Indeed, it is clear that this is an extension of the previous blueprint where they added a filtering step, and they decomposed ranking into scoring and ordering. While I think those two changes make sense, I do think the way they are named and described is confusing, and not general purpose enough. The key aspect to keep in mind is that both before and after the machine learning model is applied (either for scoring or ranking), many systems apply business logic or some other kind of logic for filtering or re-ranking. However, filtering can also be done after scoring or even ranking. And, as mentioned, ranking or ordering is not necessarily done following some business logic. For example, a multi-armed bandit approach can be used at this stage to learn the optimal exploration/exploitation strategy.
Fennel.ai’s 8 stage blueprint
Finally, my friends at Fennel.ai recently published a three posts series describing an 8-stage recommender systems architecture.
While this might seem simpler than the previous two, there are few things I like. First off, it is more generic than the other two, which are very much focused on neural network/embedding-based systems. Second, and importantly, their blueprint highlights the importance of the feedback loop where the data generated by the system flows back into the training data.
My latest proposal
Given all the above, and in the context of a course on recommender systems that I recently prepared with Deepak Agarwal, I am proposing the new expanded blueprint below:
I am not going to go into the details of all the components in this post, and might do so in a second part if there is enough interest, but I will point out some important aspects and differences when compared to some of the previous ones:
- This blueprint highlights the central role of data, and the feedback loop in recommender systems
- It includes two potential ML models: one for retrieval (e.g. embeddings) and the other one for scoring or ranking.
- It does not prescribe components having to be offline, online, or nearline but rather introduces the notion that some components are more likely to be online while others are more likely to be offline. This is important given the trend of more and more components transitioning to being more online in modern recommender systems.

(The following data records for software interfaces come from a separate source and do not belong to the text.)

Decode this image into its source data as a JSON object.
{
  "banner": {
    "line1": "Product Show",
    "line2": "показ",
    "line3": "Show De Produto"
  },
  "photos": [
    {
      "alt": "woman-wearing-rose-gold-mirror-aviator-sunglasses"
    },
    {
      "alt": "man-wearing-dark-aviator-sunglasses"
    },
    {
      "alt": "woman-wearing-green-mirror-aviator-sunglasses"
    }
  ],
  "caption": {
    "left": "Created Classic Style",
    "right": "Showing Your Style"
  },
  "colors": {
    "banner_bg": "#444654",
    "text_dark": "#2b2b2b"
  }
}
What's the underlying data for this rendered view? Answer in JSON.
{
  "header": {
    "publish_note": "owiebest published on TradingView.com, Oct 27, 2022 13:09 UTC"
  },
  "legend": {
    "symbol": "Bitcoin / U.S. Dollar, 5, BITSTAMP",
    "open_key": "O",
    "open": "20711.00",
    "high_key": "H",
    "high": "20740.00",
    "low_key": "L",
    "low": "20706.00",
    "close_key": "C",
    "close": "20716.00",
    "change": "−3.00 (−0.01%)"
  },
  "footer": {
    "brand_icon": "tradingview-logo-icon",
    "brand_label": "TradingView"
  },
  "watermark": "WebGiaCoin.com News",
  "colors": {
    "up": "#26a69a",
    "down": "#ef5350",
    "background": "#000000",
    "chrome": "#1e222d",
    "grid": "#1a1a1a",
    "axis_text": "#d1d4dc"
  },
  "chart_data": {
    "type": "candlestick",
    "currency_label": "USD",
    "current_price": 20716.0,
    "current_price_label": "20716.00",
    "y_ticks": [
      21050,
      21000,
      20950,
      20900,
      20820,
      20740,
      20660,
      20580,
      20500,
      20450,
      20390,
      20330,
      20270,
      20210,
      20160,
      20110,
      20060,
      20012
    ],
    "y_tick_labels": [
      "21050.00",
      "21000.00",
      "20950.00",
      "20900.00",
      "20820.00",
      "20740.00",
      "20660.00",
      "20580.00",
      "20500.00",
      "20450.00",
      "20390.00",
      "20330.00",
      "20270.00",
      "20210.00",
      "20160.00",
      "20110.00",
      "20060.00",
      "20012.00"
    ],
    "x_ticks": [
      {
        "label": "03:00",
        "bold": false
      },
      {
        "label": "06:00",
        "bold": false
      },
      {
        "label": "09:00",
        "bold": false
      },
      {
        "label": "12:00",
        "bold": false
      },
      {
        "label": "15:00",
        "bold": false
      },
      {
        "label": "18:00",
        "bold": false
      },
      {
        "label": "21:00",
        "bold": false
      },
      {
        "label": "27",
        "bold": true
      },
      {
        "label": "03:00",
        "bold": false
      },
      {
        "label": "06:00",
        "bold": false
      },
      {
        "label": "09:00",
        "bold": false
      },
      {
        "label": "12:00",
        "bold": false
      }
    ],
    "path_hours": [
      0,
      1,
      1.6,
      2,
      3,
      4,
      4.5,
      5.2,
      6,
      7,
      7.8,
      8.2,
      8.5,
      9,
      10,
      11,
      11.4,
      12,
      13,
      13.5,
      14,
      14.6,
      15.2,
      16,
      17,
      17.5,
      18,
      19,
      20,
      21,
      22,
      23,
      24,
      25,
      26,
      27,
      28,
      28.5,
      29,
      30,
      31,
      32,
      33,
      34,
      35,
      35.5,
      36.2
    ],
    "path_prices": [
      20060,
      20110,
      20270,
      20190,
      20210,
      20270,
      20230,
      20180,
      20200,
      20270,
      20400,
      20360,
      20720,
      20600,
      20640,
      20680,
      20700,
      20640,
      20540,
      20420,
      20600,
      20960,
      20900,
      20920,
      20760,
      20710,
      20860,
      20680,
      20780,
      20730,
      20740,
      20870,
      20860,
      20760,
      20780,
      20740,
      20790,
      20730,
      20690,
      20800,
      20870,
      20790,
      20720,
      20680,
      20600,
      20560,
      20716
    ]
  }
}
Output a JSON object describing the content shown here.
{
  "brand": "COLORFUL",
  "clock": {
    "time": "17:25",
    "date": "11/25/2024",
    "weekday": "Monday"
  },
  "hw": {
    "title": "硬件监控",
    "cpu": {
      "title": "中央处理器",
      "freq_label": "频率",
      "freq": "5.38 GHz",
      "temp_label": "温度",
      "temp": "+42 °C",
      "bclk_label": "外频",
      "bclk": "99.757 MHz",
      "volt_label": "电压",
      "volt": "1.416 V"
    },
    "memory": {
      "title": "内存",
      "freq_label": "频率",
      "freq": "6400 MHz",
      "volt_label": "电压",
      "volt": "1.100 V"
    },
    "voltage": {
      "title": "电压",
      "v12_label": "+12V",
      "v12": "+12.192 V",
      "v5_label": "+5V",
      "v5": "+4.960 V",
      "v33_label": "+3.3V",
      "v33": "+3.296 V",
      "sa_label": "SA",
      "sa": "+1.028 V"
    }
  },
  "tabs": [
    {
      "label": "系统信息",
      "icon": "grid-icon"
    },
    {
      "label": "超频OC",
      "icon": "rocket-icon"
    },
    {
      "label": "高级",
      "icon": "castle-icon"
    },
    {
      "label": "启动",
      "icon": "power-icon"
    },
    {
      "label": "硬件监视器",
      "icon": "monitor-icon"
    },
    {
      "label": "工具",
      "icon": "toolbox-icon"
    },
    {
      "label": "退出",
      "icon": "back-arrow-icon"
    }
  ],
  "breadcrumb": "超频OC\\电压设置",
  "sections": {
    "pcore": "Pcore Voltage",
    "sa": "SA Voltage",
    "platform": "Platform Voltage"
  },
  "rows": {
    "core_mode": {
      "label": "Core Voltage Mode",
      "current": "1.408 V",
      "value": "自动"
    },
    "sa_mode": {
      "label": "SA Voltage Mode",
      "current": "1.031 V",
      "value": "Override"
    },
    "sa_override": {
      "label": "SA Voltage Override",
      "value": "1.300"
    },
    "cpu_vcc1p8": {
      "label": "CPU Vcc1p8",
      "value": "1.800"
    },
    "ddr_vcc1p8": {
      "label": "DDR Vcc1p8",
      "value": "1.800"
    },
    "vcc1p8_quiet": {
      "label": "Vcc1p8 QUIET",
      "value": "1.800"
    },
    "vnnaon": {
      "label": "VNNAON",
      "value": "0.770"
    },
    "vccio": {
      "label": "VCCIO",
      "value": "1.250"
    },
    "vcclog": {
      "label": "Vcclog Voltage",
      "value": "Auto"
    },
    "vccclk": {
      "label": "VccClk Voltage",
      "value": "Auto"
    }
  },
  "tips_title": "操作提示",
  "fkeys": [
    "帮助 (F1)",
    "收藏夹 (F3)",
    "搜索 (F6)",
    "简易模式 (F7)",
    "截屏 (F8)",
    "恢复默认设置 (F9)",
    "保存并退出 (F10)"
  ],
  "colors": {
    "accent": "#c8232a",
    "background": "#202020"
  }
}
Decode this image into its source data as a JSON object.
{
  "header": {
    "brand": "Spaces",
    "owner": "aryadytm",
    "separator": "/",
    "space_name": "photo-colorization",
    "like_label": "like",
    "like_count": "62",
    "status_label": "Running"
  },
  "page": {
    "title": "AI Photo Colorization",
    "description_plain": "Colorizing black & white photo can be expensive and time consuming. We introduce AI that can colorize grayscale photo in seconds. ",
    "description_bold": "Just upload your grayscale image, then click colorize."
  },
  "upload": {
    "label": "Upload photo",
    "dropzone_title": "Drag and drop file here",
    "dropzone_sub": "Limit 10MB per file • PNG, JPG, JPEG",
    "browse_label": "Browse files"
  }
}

- It includes several components that are optional (dashed lines). Those include even candidate selection. While that component is extremely important in services with large catalogs it is not necessary in others like Netflix.
- Among those optional components, there are two post-processing/filtering components both after scoring and after ranking. To be clear, scoring and ranking are not necessarily two separate components since an ML model can be optimized directly for ranking, and that is why scoring is also optional. But it is important to note that post-processing and/or filtering can be introduced at almost any step (e.g. it could also be included after candidate generation).
Let me know what you think about this new proposal and whether you would be interested in a more detailed follow up.
- System Architectures for Personalization and Recommendation(2013)
- Deep Neural Networks for YouTube Recommendations (2016)
- Wide & Deep Learning for Recommender Systems (2016)
- Practical Lessons for Building Machine Learning Models in Production (2017)
- Related Pins at Pinterest: The Evolution of a Real-World Recommender System (2017)
- Powered by AI: Instagram’s Explore recommender system (2019)
- Billion-scale Commodity Embedding for E-commerce Recommendation in Alibaba (2018)
- System Design for Recommendations and Search (2021)
- Evolving the Best Sort for Reddit’s Home Feed (2021)
- On YouTube’s recommendation system (2021)
- Recommender Systems, Not Just Recommender Models (2022)